See all those languages up there? We translate Global Voices stories to make the world's citizen media available to everyone.

Learn more about Lingua Translation  »

‘Birdman’ Director Puts Mexico Front and Center at Oscars

Mexican film director Alejandro González Iñárritu, 2015 Oscar winner for Best Director his film, Birdman. Photo taken from Tarlen Handayani's account on Flickr under the Creative Commons license.

Mexican film director Alejandro González Iñárritu, 2015 Oscar winner for Best Director his film, Birdman. Photo taken from Tarlen Handayani's account on Flickr under the Creative Commons license.

Mexican director Alejandro González Iñárritu made history on February 22 when he won the 2015 Oscar for Best Picture and Best Director for Birdman, a satire about the entertainment industry. The film was also honored for Best Original Screenplay and Best Cinematography. 

Apart from Iñárritu's success at the mecca of movies, the issue most talked about on social networks has been the end of his acceptance speech, where the Birdman director mentioned the Mexican government and the situation of Mexican immigrants in the United States. 

I want to dedicate this award for my fellow Mexicans, the ones who live in Mexico. I pray that we can find and build the government that we deserve. And the ones that live in this country who are part of the latest generation of immigrants in this country, I just pray that they can be treated with the same dignity and the respect of the ones who came before and [built] this incredible immigrant nation.

Iñárritu's clear allusion to Mexico having not found a government worthy of its citizens resonated deeply throughout the country. #ElGobiernoQueMerecemos (#TheGovernmentWeDeserve) quickly became a trending topic on Twitter. 

Good use of the #Oscar stage by #Inarritu. His call for #TheGovernmentWeDeserve ought to open our eyes. 

Mexican writer and political analyst Denisse Dresser joined in on the praise:

Bravo, González Iñárritu, for requesting that we have the government we deserve and remembering that we don't have to lose hope to achieve it. 

Despite Iñárritu's jab at Mexican President Enrique Peña Nieto's government, he and his political party, the PRI, tweeted messages of congratulations from their official accounts: 

Alejandro González Iñárritu, what a well-deserved recognition of your work, dedication, and talent. Congratulations! Mexico celebrates this together with you.

We are joining in on the wave of Mexican pride and, as a matter of fact, we not only deserve a better government, we are already building one. Congratulations, #GonzalezInarritu

To which many responded to with mockery and anger: 

#EnriquePenaNieto is such an idiot that he didn't even realize #Iñarritu hinted at him.
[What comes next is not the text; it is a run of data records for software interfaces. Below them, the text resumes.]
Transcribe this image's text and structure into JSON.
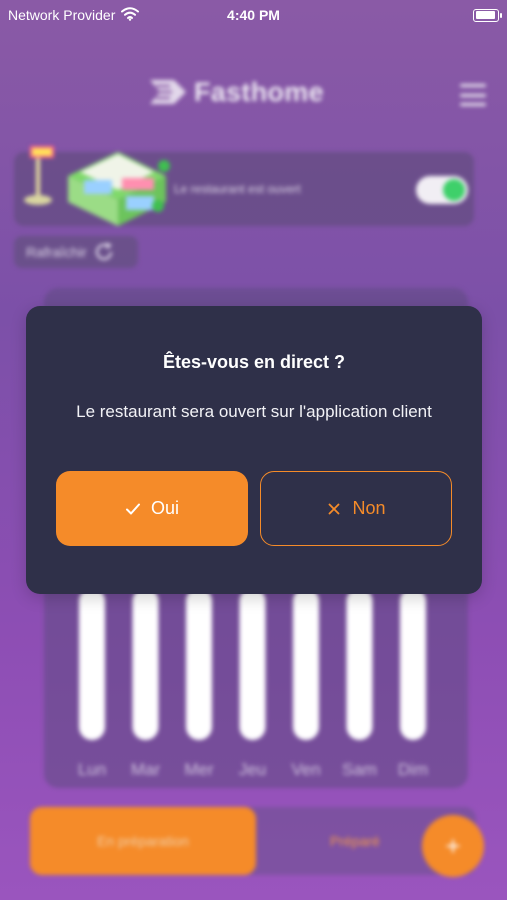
{
  "status_bar": {
    "carrier": "Network Provider",
    "time": "4:40 PM",
    "battery_level": 0.95
  },
  "header": {
    "brand_name": "Fasthome",
    "icons": {
      "logo": "arrow-logo-icon",
      "menu": "hamburger-menu-icon"
    }
  },
  "restaurant_status": {
    "label": "Le restaurant est ouvert",
    "is_open": true,
    "toggle_color": "#3ed06a"
  },
  "refresh": {
    "label": "Rafraîchir",
    "icon": "refresh-icon"
  },
  "chart_data": {
    "type": "bar",
    "categories": [
      "Lun",
      "Mar",
      "Mer",
      "Jeu",
      "Ven",
      "Sam",
      "Dim"
    ],
    "values": [
      0,
      0,
      0,
      0,
      0,
      0,
      0
    ],
    "title": "",
    "xlabel": "",
    "ylabel": "",
    "grid": false
  },
  "orders_tabs": {
    "active": "En préparation",
    "inactive": "Préparé"
  },
  "fab": {
    "label": "+",
    "icon": "plus-icon"
  },
  "dialog": {
    "title": "Êtes-vous en direct ?",
    "message": "Le restaurant sera ouvert sur l'application client",
    "confirm_label": "Oui",
    "cancel_label": "Non",
    "confirm_icon": "check-icon",
    "cancel_icon": "close-icon"
  },
  "colors": {
    "accent": "#f58b29",
    "dialog_bg": "#2f3049",
    "background_top": "#8a5aa6",
    "background_bottom": "#9a55be"
  }
}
Next thing you know he's going to tweet that he is also praying that we achieve a good government! 

@PRI_Nacional the message was for you!! What cynicism!  

Others focused on the hopeful message of a Mexican succeeding in one of the most competitive industries: 
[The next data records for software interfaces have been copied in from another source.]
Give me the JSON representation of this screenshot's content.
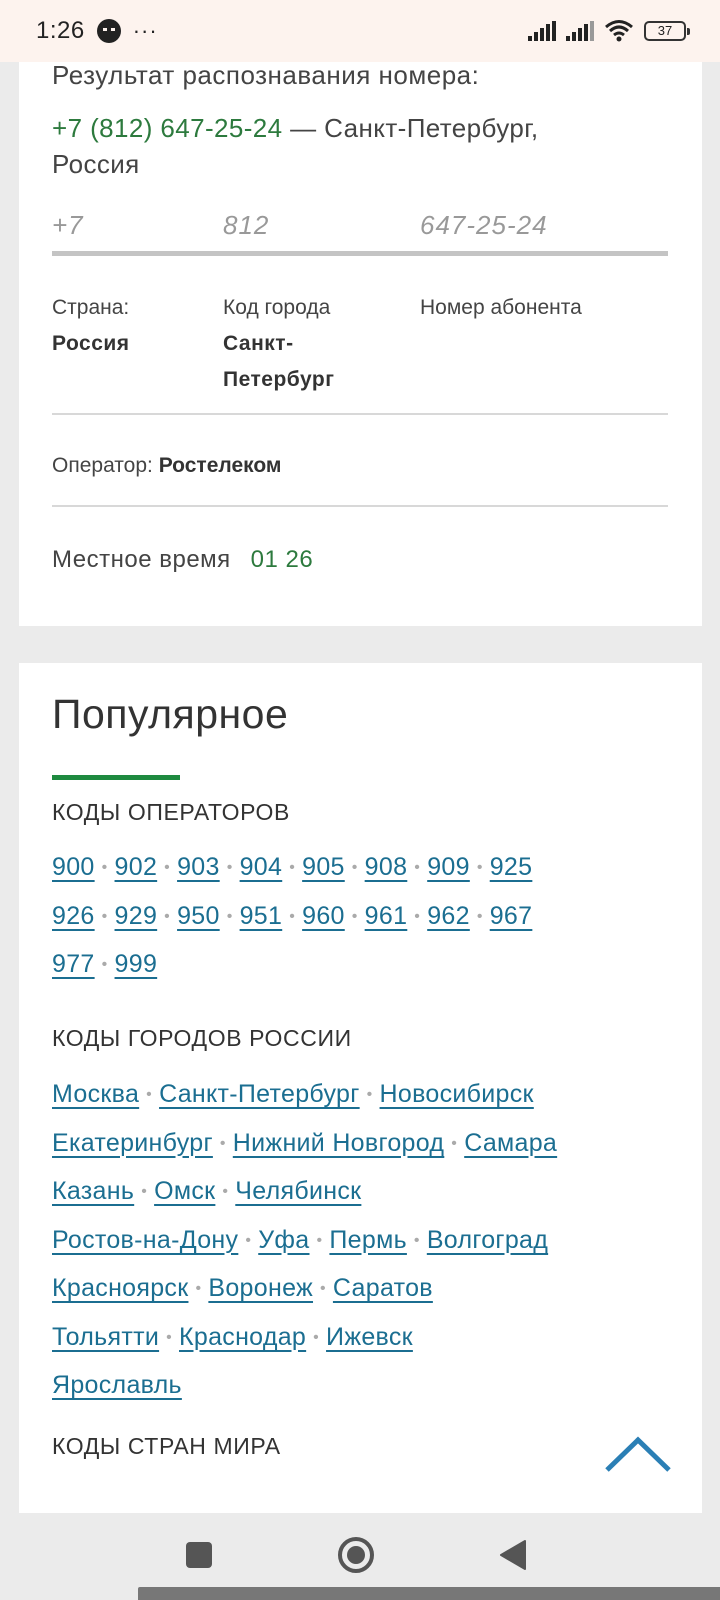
{
  "status_bar": {
    "time": "1:26",
    "dots": "···",
    "battery": "37"
  },
  "result": {
    "title": "Результат распознавания номера:",
    "phone": "+7 (812) 647-25-24",
    "location": " — Санкт-Петербург, Россия",
    "part_country": "+7",
    "part_city": "812",
    "part_subscriber": "647-25-24",
    "country_label": "Страна:",
    "country_value": "Россия",
    "city_label": "Код города",
    "city_value_1": "Санкт-",
    "city_value_2": "Петербург",
    "subscriber_label": "Номер абонента",
    "operator_label": "Оператор: ",
    "operator_value": "Ростелеком",
    "localtime_label": "Местное время",
    "localtime_value": "01 26"
  },
  "popular": {
    "title": "Популярное",
    "operators_heading": "КОДЫ ОПЕРАТОРОВ",
    "operator_codes": [
      [
        "900",
        "902",
        "903",
        "904",
        "905",
        "908",
        "909",
        "925"
      ],
      [
        "926",
        "929",
        "950",
        "951",
        "960",
        "961",
        "962",
        "967"
      ],
      [
        "977",
        "999"
      ]
    ],
    "cities_heading": "КОДЫ ГОРОДОВ РОССИИ",
    "cities": [
      [
        "Москва",
        "Санкт-Петербург",
        "Новосибирск"
      ],
      [
        "Екатеринбург",
        "Нижний Новгород",
        "Самара"
      ],
      [
        "Казань",
        "Омск",
        "Челябинск"
      ],
      [
        "Ростов-на-Дону",
        "Уфа",
        "Пермь",
        "Волгоград"
      ],
      [
        "Красноярск",
        "Воронеж",
        "Саратов"
      ],
      [
        "Тольятти",
        "Краснодар",
        "Ижевск"
      ],
      [
        "Ярославль"
      ]
    ],
    "countries_heading": "КОДЫ СТРАН МИРА"
  },
  "colors": {
    "accent_green": "#2d7a3e",
    "link_blue": "#1b6e91",
    "underline_green": "#1e8a3f",
    "scroll_top_blue": "#2b7fb5"
  },
  "icons": {
    "scroll_top": "chevron-up-icon",
    "nav_recents": "square-icon",
    "nav_home": "circle-icon",
    "nav_back": "triangle-back-icon"
  }
}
A successful Mexican sends a message to millions of Mexicans who think that they cannot change this country… Yes you can! #TheGovernmentWeDeserve

There were also self-critics:

We must shape #TheGovernmentWeDeserve, there are many Mexicans that are blinded by the small screen. Mexico has not woken up from everything. 

#TheGovernmentWeDeserve is not one that a successful film director asks for, it is one that we as citizens should be demanding.

Jorge Ramos, a Mexican journalist based in the US, wondered why Mexicans’ talent for cinema doesn't seem to transfer to governance: 

If we have two Oscar-winning film directors (Cuarón and Iñárritu), why haven't we been able to get a good director for the country? 

People also commented on the issue of immigrants in the United States:

What a pleasure it was to hear González Iñárritu speaking in defense of immigrants in such an important and visible space.

I cried over his dedication: may we have the government we deserve; may our immigrants in the US be respected.

He urges more Mexicans with access to spheres of high influence in the US to use their voices to advocate for immigration reform. 

Our work building bridges across cultures, languages and perspectives is more urgent than ever before.

Learn more about Global Voices »

Donate now

Close